bloomersPart of the Transmissions and Entanglements project involves a new piece of research that explores inventive methods and alternate modes of knowledge exchange in ‘real time’.

Freedom of Movement: the bike, bloomer and female cyclist in late nineteenth century Britain (or Bikes & Bloomers) is a research project that seeks to understand what we wear to cycle, by thinking about what we have worn.

Victorians enthusiastically took to cycling. Yet women had to deal with many social, political and material challenges to their freedom of movement. Cycling in everyday dress was dangerous as it could catch in pedals and wheels. But it wasn’t necessarily safer to dress in more ‘rational’ attire, such as bloomers and shortened skirts, as onlookers sometimes hurled abuse and stones. This was because some parts of society felt threatened by this visual symbol of women carving out new modes of mobility in public space.

The research focuses on a very small period of British history – 1896 to 1899. This was a time of immense creative experimentation with radical new forms of clothing. A particularly inventive product of this period was the design of ‘convertible’ cycling costumes.

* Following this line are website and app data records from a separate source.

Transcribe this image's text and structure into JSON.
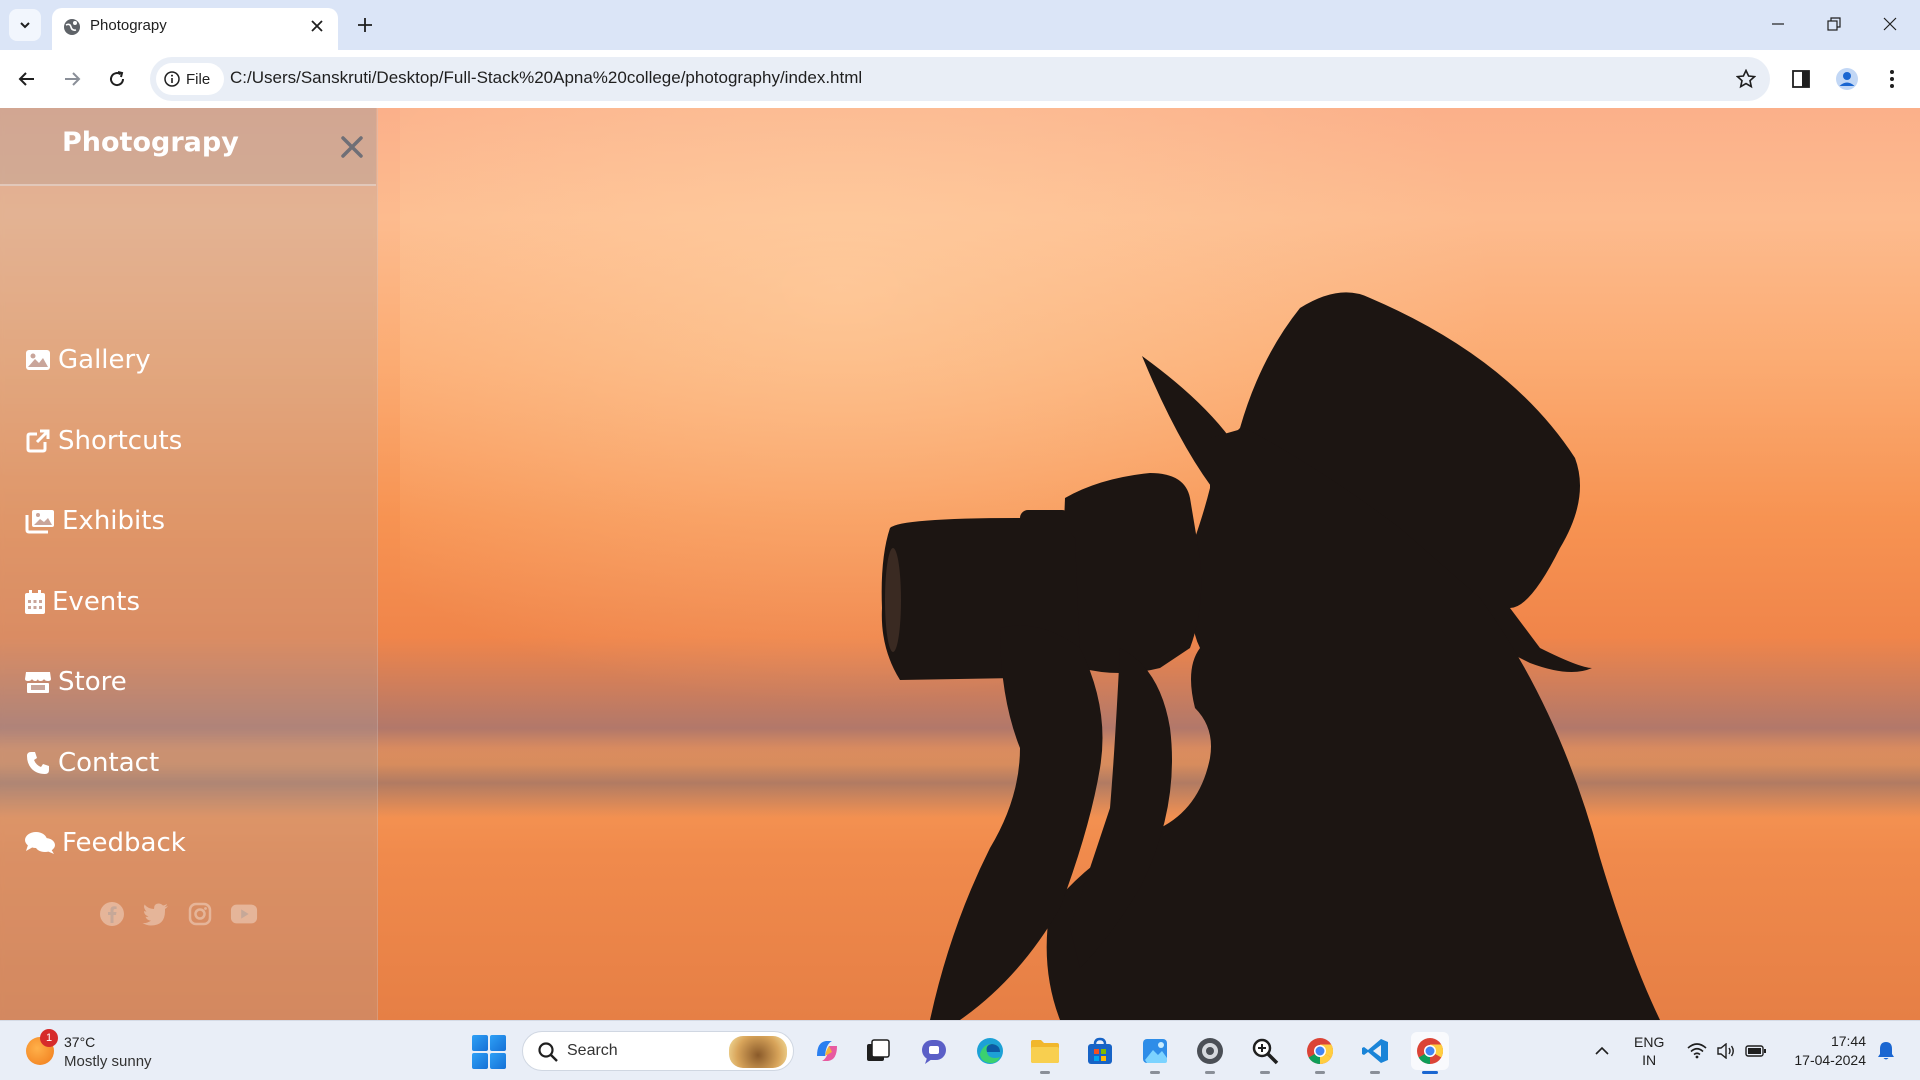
{
  "browser": {
    "tab_title": "Photograpy",
    "site_chip_label": "File",
    "url": "C:/Users/Sanskruti/Desktop/Full-Stack%20Apna%20college/photography/index.html"
  },
  "sidebar": {
    "brand": "Photograpy",
    "items": [
      {
        "label": "Gallery",
        "icon": "image-icon"
      },
      {
        "label": "Shortcuts",
        "icon": "external-link-icon"
      },
      {
        "label": "Exhibits",
        "icon": "photo-album-icon"
      },
      {
        "label": "Events",
        "icon": "calendar-icon"
      },
      {
        "label": "Store",
        "icon": "store-icon"
      },
      {
        "label": "Contact",
        "icon": "phone-icon"
      },
      {
        "label": "Feedback",
        "icon": "comments-icon"
      }
    ],
    "social": [
      "facebook-icon",
      "twitter-icon",
      "instagram-icon",
      "youtube-icon"
    ]
  },
  "taskbar": {
    "weather_temp": "37°C",
    "weather_desc": "Mostly sunny",
    "weather_badge": "1",
    "search_label": "Search",
    "lang_line1": "ENG",
    "lang_line2": "IN",
    "time": "17:44",
    "date": "17-04-2024"
  },
  "colors": {
    "sky_top": "#fbb08a",
    "sky_mid": "#f79352",
    "sidebar_overlay": "rgba(170,160,160,0.30)",
    "taskbar_bg": "#e9eef7",
    "accent_blue": "#1a66d1"
  }
}
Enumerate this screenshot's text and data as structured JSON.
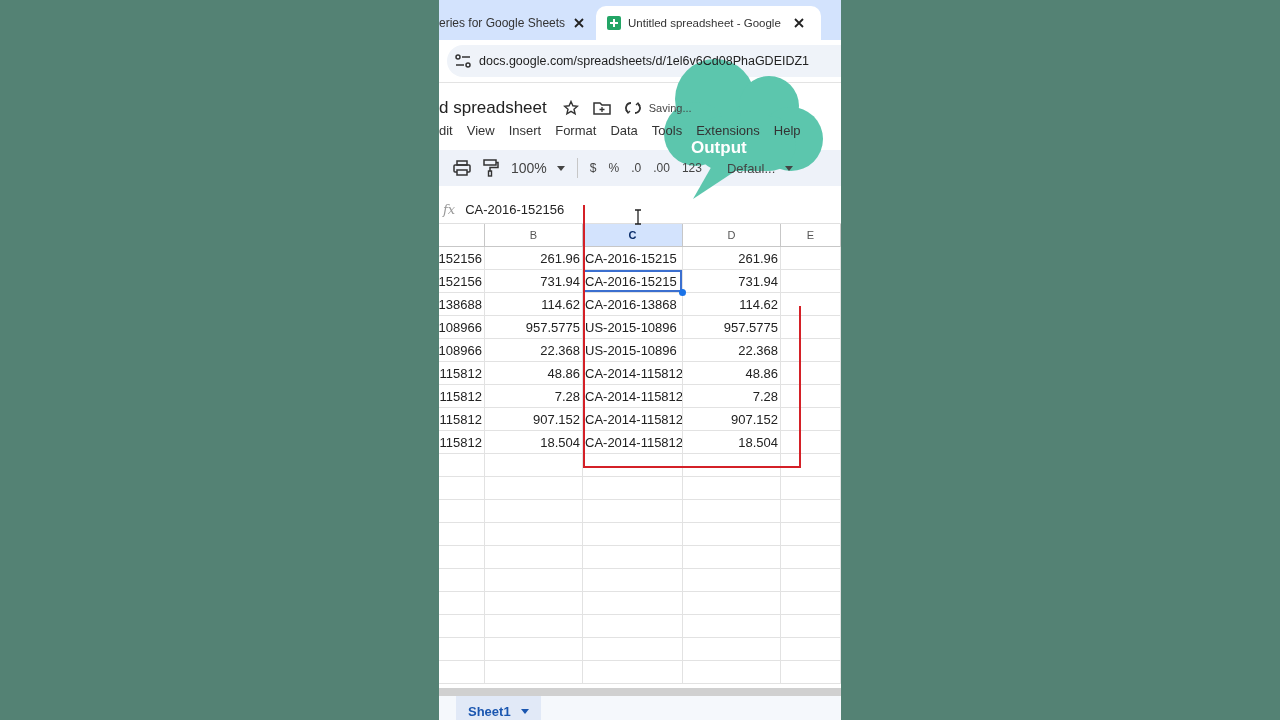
{
  "browser": {
    "tabs": [
      {
        "title": "eries for Google Sheets",
        "selected": false
      },
      {
        "title": "Untitled spreadsheet - Google",
        "selected": true
      }
    ],
    "address": "docs.google.com/spreadsheets/d/1el6v6Cd08PhaGDEIDZ1"
  },
  "document": {
    "title": "d spreadsheet",
    "status": "Saving..."
  },
  "menu": [
    "dit",
    "View",
    "Insert",
    "Format",
    "Data",
    "Tools",
    "Extensions",
    "Help"
  ],
  "toolbar": {
    "zoom": "100%",
    "format_buttons": [
      "$",
      "%",
      ".0",
      ".00",
      "123"
    ],
    "font": "Defaul..."
  },
  "formula_bar": {
    "label": "fx",
    "value": "CA-2016-152156"
  },
  "sheet": {
    "columns": [
      {
        "selected": false
      },
      {
        "label": "B",
        "selected": false
      },
      {
        "label": "C",
        "selected": true
      },
      {
        "label": "D",
        "selected": false
      },
      {
        "label": "E",
        "selected": false
      }
    ],
    "rows": [
      {
        "cells": [
          "152156",
          "261.96",
          "CA-2016-15215",
          "261.96"
        ],
        "selected": false
      },
      {
        "cells": [
          "152156",
          "731.94",
          "CA-2016-15215",
          "731.94"
        ],
        "selected": true
      },
      {
        "cells": [
          "138688",
          "114.62",
          "CA-2016-13868",
          "114.62"
        ],
        "selected": false
      },
      {
        "cells": [
          "108966",
          "957.5775",
          "US-2015-10896",
          "957.5775"
        ],
        "selected": false
      },
      {
        "cells": [
          "108966",
          "22.368",
          "US-2015-10896",
          "22.368"
        ],
        "selected": false
      },
      {
        "cells": [
          "115812",
          "48.86",
          "CA-2014-115812",
          "48.86"
        ],
        "selected": false
      },
      {
        "cells": [
          "115812",
          "7.28",
          "CA-2014-115812",
          "7.28"
        ],
        "selected": false
      },
      {
        "cells": [
          "115812",
          "907.152",
          "CA-2014-115812",
          "907.152"
        ],
        "selected": false
      },
      {
        "cells": [
          "115812",
          "18.504",
          "CA-2014-115812",
          "18.504"
        ],
        "selected": false
      }
    ]
  },
  "sheet_tabs": [
    {
      "label": "Sheet1",
      "selected": true
    }
  ],
  "callout": {
    "text": "Output"
  }
}
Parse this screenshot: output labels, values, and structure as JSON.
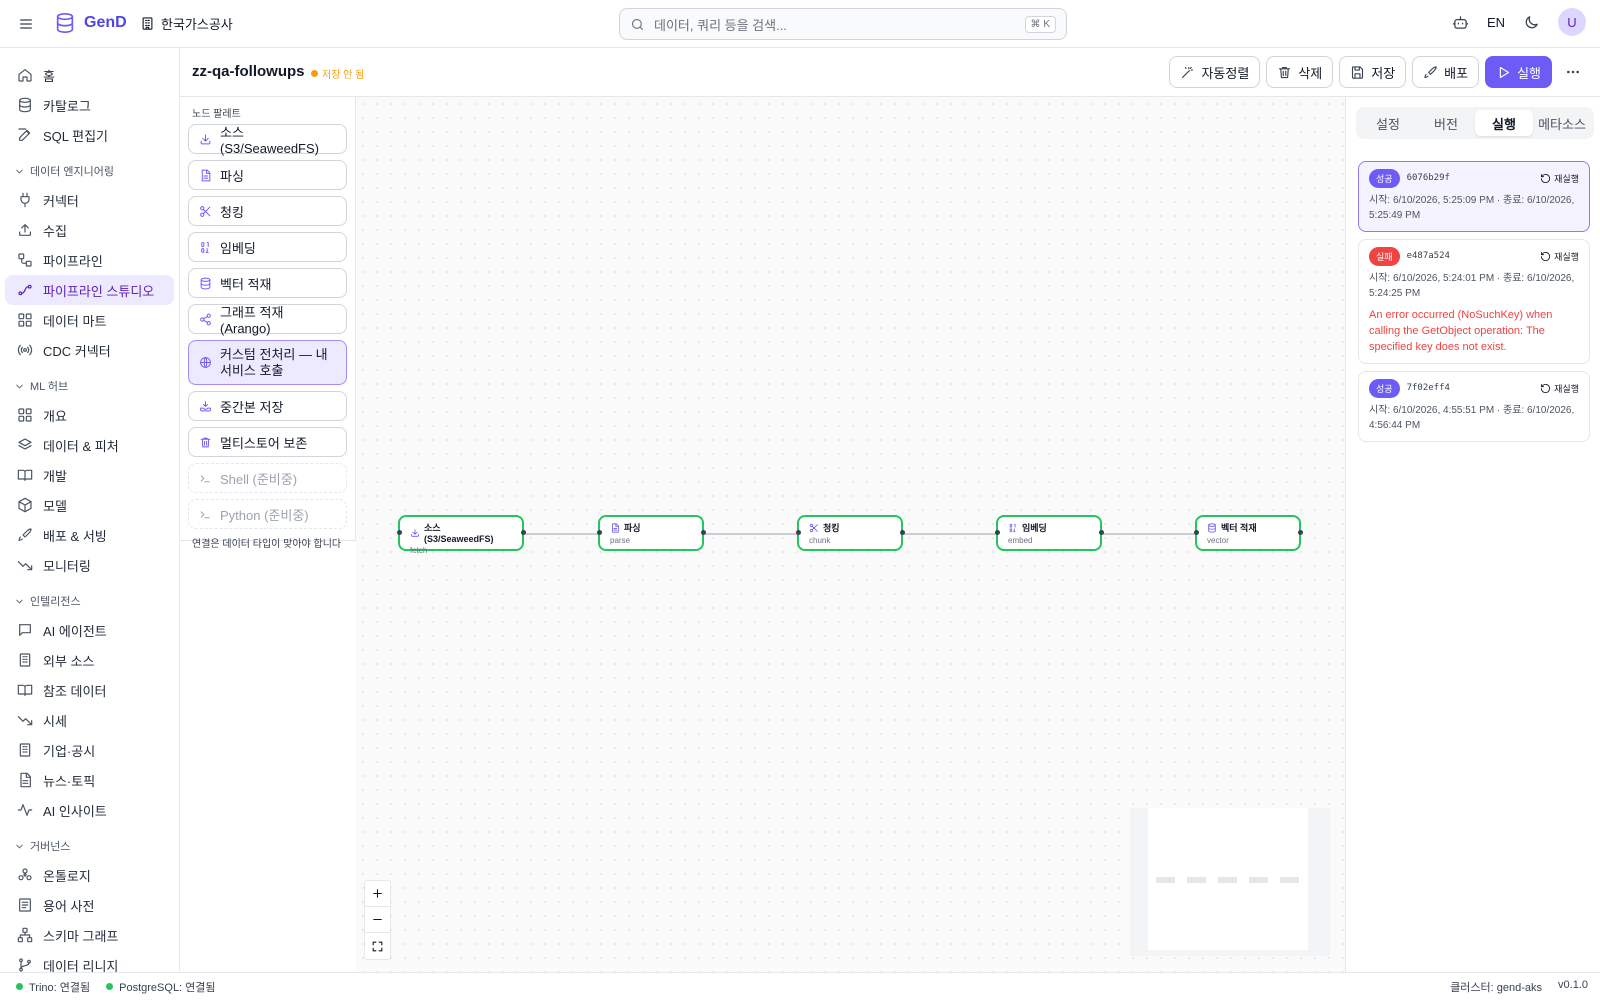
{
  "app": {
    "name": "GenD",
    "org": "한국가스공사"
  },
  "search": {
    "placeholder": "데이터, 쿼리 등을 검색...",
    "shortcut": "⌘ K"
  },
  "topbar": {
    "lang": "EN",
    "avatar": "U"
  },
  "sidebar": {
    "items": [
      {
        "label": "홈",
        "icon": "home-icon"
      },
      {
        "label": "카탈로그",
        "icon": "database-icon"
      },
      {
        "label": "SQL 편집기",
        "icon": "edit-icon"
      }
    ],
    "sections": [
      {
        "title": "데이터 엔지니어링",
        "items": [
          {
            "label": "커넥터",
            "icon": "plug-icon"
          },
          {
            "label": "수집",
            "icon": "upload-icon"
          },
          {
            "label": "파이프라인",
            "icon": "workflow-icon"
          },
          {
            "label": "파이프라인 스튜디오",
            "icon": "flow-icon",
            "active": true
          },
          {
            "label": "데이터 마트",
            "icon": "grid-icon"
          },
          {
            "label": "CDC 커넥터",
            "icon": "radio-icon"
          }
        ]
      },
      {
        "title": "ML 허브",
        "items": [
          {
            "label": "개요",
            "icon": "grid-icon"
          },
          {
            "label": "데이터 & 피처",
            "icon": "layers-icon"
          },
          {
            "label": "개발",
            "icon": "book-icon"
          },
          {
            "label": "모델",
            "icon": "box-icon"
          },
          {
            "label": "배포 & 서빙",
            "icon": "rocket-icon"
          },
          {
            "label": "모니터링",
            "icon": "trend-icon"
          }
        ]
      },
      {
        "title": "인텔리전스",
        "items": [
          {
            "label": "AI 에이전트",
            "icon": "chat-icon"
          },
          {
            "label": "외부 소스",
            "icon": "building-icon"
          },
          {
            "label": "참조 데이터",
            "icon": "book-icon"
          },
          {
            "label": "시세",
            "icon": "trend-icon"
          },
          {
            "label": "기업·공시",
            "icon": "building-icon"
          },
          {
            "label": "뉴스·토픽",
            "icon": "file-icon"
          },
          {
            "label": "AI 인사이트",
            "icon": "activity-icon"
          }
        ]
      },
      {
        "title": "거버넌스",
        "items": [
          {
            "label": "온톨로지",
            "icon": "ontology-icon"
          },
          {
            "label": "용어 사전",
            "icon": "list-icon"
          },
          {
            "label": "스키마 그래프",
            "icon": "network-icon"
          },
          {
            "label": "데이터 리니지",
            "icon": "branch-icon"
          }
        ]
      }
    ]
  },
  "header": {
    "title": "zz-qa-followups",
    "status": "저장 안 됨",
    "buttons": {
      "auto_align": "자동정렬",
      "delete": "삭제",
      "save": "저장",
      "deploy": "배포",
      "run": "실행"
    }
  },
  "palette": {
    "title": "노드 팔레트",
    "items": [
      {
        "label": "소스 (S3/SeaweedFS)",
        "icon": "download-icon"
      },
      {
        "label": "파싱",
        "icon": "file-icon"
      },
      {
        "label": "청킹",
        "icon": "scissors-icon"
      },
      {
        "label": "임베딩",
        "icon": "binary-icon"
      },
      {
        "label": "벡터 적재",
        "icon": "database-icon"
      },
      {
        "label": "그래프 적재 (Arango)",
        "icon": "share-icon"
      },
      {
        "label": "커스텀 전처리 — 내 서비스 호출",
        "icon": "globe-icon",
        "selected": true
      },
      {
        "label": "중간본 저장",
        "icon": "save-tray-icon"
      },
      {
        "label": "멀티스토어 보존",
        "icon": "trash-icon"
      },
      {
        "label": "Shell (준비중)",
        "icon": "terminal-icon",
        "disabled": true
      },
      {
        "label": "Python (준비중)",
        "icon": "terminal-icon",
        "disabled": true
      }
    ],
    "note": "연결은 데이터 타입이 맞아야 합니다"
  },
  "canvas": {
    "nodes": [
      {
        "label": "소스 (S3/SeaweedFS)",
        "sub": "fetch",
        "icon": "download-icon"
      },
      {
        "label": "파싱",
        "sub": "parse",
        "icon": "file-icon"
      },
      {
        "label": "청킹",
        "sub": "chunk",
        "icon": "scissors-icon"
      },
      {
        "label": "임베딩",
        "sub": "embed",
        "icon": "binary-icon"
      },
      {
        "label": "벡터 적재",
        "sub": "vector",
        "icon": "database-icon"
      }
    ],
    "node_status_color": "#22c55e"
  },
  "rpanel": {
    "tabs": [
      {
        "label": "설정"
      },
      {
        "label": "버전"
      },
      {
        "label": "실행",
        "active": true
      },
      {
        "label": "메타소스"
      }
    ],
    "rerun_label": "재실행",
    "runs": [
      {
        "status": "성공",
        "kind": "ok",
        "id": "6076b29f",
        "time": "시작: 6/10/2026, 5:25:09 PM · 종료: 6/10/2026, 5:25:49 PM",
        "active": true
      },
      {
        "status": "실패",
        "kind": "fail",
        "id": "e487a524",
        "time": "시작: 6/10/2026, 5:24:01 PM · 종료: 6/10/2026, 5:24:25 PM",
        "error": "An error occurred (NoSuchKey) when calling the GetObject operation: The specified key does not exist."
      },
      {
        "status": "성공",
        "kind": "ok",
        "id": "7f02eff4",
        "time": "시작: 6/10/2026, 4:55:51 PM · 종료: 6/10/2026, 4:56:44 PM"
      }
    ]
  },
  "statusbar": {
    "trino": "Trino: 연결됨",
    "postgres": "PostgreSQL: 연결됨",
    "cluster": "클러스터: gend-aks",
    "version": "v0.1.0"
  },
  "colors": {
    "accent": "#6d5bf5",
    "success": "#22c55e",
    "error": "#ef4444",
    "warning": "#f59e0b"
  }
}
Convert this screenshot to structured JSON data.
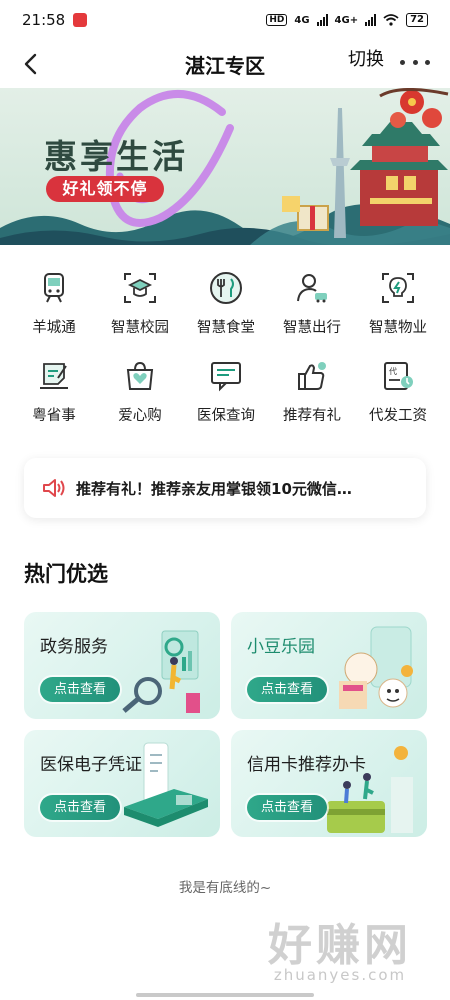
{
  "status_bar": {
    "time": "21:58",
    "network1": "4G",
    "network2": "4G+",
    "battery": "72",
    "hd": "HD"
  },
  "nav": {
    "title": "湛江专区",
    "switch_label": "切换"
  },
  "banner": {
    "title": "惠享生活",
    "tag": "好礼领不停"
  },
  "services": [
    {
      "label": "羊城通",
      "icon": "metro-train-icon"
    },
    {
      "label": "智慧校园",
      "icon": "graduation-cap-icon"
    },
    {
      "label": "智慧食堂",
      "icon": "fork-knife-icon"
    },
    {
      "label": "智慧出行",
      "icon": "person-car-icon"
    },
    {
      "label": "智慧物业",
      "icon": "lightbulb-icon"
    },
    {
      "label": "粤省事",
      "icon": "document-pen-icon"
    },
    {
      "label": "爱心购",
      "icon": "heart-bag-icon"
    },
    {
      "label": "医保查询",
      "icon": "message-doc-icon"
    },
    {
      "label": "推荐有礼",
      "icon": "thumbs-up-icon"
    },
    {
      "label": "代发工资",
      "icon": "payroll-doc-icon"
    }
  ],
  "notice": {
    "text": "推荐有礼！推荐亲友用掌银领10元微信…"
  },
  "section": {
    "title": "热门优选"
  },
  "cards": [
    {
      "title": "政务服务",
      "button": "点击查看"
    },
    {
      "title": "小豆乐园",
      "button": "点击查看"
    },
    {
      "title": "医保电子凭证",
      "button": "点击查看"
    },
    {
      "title": "信用卡推荐办卡",
      "button": "点击查看"
    }
  ],
  "footer": {
    "text": "我是有底线的~"
  },
  "watermark": {
    "main": "好赚网",
    "sub": "zhuanyes.com"
  },
  "colors": {
    "accent": "#2fa88a",
    "banner_red": "#d9333d",
    "speaker_red": "#e0474c"
  }
}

These garments feature deliberately concealed technologies, such as weighted pulley systems engineered into the very infrastructure of dresses. These devices enabled women to adapt their garments from street wear to cycle wear when needed. Many of these women not only imagined and made new types of mobility clothing but they also patented their cutting-edge designs.

Underpinned by nearly three years of in-depth archive research and visual and inventive practice, this project brings to life five patents in rich detail. It interweaves analysis of design with stories about the inventors and analysis of the socio-cultural period. The book also uniquely documents the inventive research method of interpreting, sewing and wearing Victorian cycle wear. Struck by the absence of this ingenious period of invention in British museums and galleries, and in collaboration with a pattern cutter, weaver and artist, we made a collection of convertible costumes. Overall, the project makes a significant contribution to the history of British cycling by revealing fascinating lesser-known tales of women as ingenious inventors and hackers.